Aim of the exercise - Print the records exactly as given.

═══ Source records ═══

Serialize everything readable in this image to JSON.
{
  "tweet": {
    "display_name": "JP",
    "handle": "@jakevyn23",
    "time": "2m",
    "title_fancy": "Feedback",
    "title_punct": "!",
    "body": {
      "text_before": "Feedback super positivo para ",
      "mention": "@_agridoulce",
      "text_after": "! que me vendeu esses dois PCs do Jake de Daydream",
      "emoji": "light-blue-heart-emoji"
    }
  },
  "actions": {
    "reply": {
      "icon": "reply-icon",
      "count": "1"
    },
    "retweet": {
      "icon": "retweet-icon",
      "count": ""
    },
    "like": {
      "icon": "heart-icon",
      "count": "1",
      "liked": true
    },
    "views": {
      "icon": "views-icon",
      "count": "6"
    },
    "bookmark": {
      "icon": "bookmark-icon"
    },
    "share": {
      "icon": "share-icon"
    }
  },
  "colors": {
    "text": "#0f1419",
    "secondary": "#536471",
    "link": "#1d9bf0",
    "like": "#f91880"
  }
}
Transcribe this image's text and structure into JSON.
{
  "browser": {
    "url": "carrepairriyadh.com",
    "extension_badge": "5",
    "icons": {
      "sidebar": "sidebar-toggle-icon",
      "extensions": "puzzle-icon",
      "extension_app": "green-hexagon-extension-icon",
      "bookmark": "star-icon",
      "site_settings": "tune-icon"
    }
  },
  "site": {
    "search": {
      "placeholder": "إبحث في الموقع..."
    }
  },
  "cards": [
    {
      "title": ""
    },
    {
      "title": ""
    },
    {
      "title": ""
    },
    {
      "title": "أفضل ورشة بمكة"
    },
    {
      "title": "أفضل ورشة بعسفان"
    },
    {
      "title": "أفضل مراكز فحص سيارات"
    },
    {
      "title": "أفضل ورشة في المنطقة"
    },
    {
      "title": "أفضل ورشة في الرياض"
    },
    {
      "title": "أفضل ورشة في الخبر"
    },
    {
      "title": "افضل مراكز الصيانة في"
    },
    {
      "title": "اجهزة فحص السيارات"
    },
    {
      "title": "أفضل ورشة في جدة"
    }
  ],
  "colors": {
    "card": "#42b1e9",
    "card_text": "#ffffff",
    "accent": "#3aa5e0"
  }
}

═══

Answer section -
Serialize everything readable in this image to JSON.
{
  "tweet": {
    "display_name": "JP",
    "handle": "@jakevyn23",
    "time": "2m",
    "title_fancy": "Feedback",
    "title_punct": "!",
    "body": {
      "text_before": "Feedback super positivo para ",
      "mention": "@_agridoulce",
      "text_after": "! que me vendeu esses dois PCs do Jake de Daydream",
      "emoji": "light-blue-heart-emoji"
    }
  },
  "actions": {
    "reply": {
      "icon": "reply-icon",
      "count": "1"
    },
    "retweet": {
      "icon": "retweet-icon",
      "count": ""
    },
    "like": {
      "icon": "heart-icon",
      "count": "1",
      "liked": true
    },
    "views": {
      "icon": "views-icon",
      "count": "6"
    },
    "bookmark": {
      "icon": "bookmark-icon"
    },
    "share": {
      "icon": "share-icon"
    }
  },
  "colors": {
    "text": "#0f1419",
    "secondary": "#536471",
    "link": "#1d9bf0",
    "like": "#f91880"
  }
}
Transcribe this image's text and structure into JSON.
{
  "browser": {
    "url": "carrepairriyadh.com",
    "extension_badge": "5",
    "icons": {
      "sidebar": "sidebar-toggle-icon",
      "extensions": "puzzle-icon",
      "extension_app": "green-hexagon-extension-icon",
      "bookmark": "star-icon",
      "site_settings": "tune-icon"
    }
  },
  "site": {
    "search": {
      "placeholder": "إبحث في الموقع..."
    }
  },
  "cards": [
    {
      "title": ""
    },
    {
      "title": ""
    },
    {
      "title": ""
    },
    {
      "title": "أفضل ورشة بمكة"
    },
    {
      "title": "أفضل ورشة بعسفان"
    },
    {
      "title": "أفضل مراكز فحص سيارات"
    },
    {
      "title": "أفضل ورشة في المنطقة"
    },
    {
      "title": "أفضل ورشة في الرياض"
    },
    {
      "title": "أفضل ورشة في الخبر"
    },
    {
      "title": "افضل مراكز الصيانة في"
    },
    {
      "title": "اجهزة فحص السيارات"
    },
    {
      "title": "أفضل ورشة في جدة"
    }
  ],
  "colors": {
    "card": "#42b1e9",
    "card_text": "#ffffff",
    "accent": "#3aa5e0"
  }
}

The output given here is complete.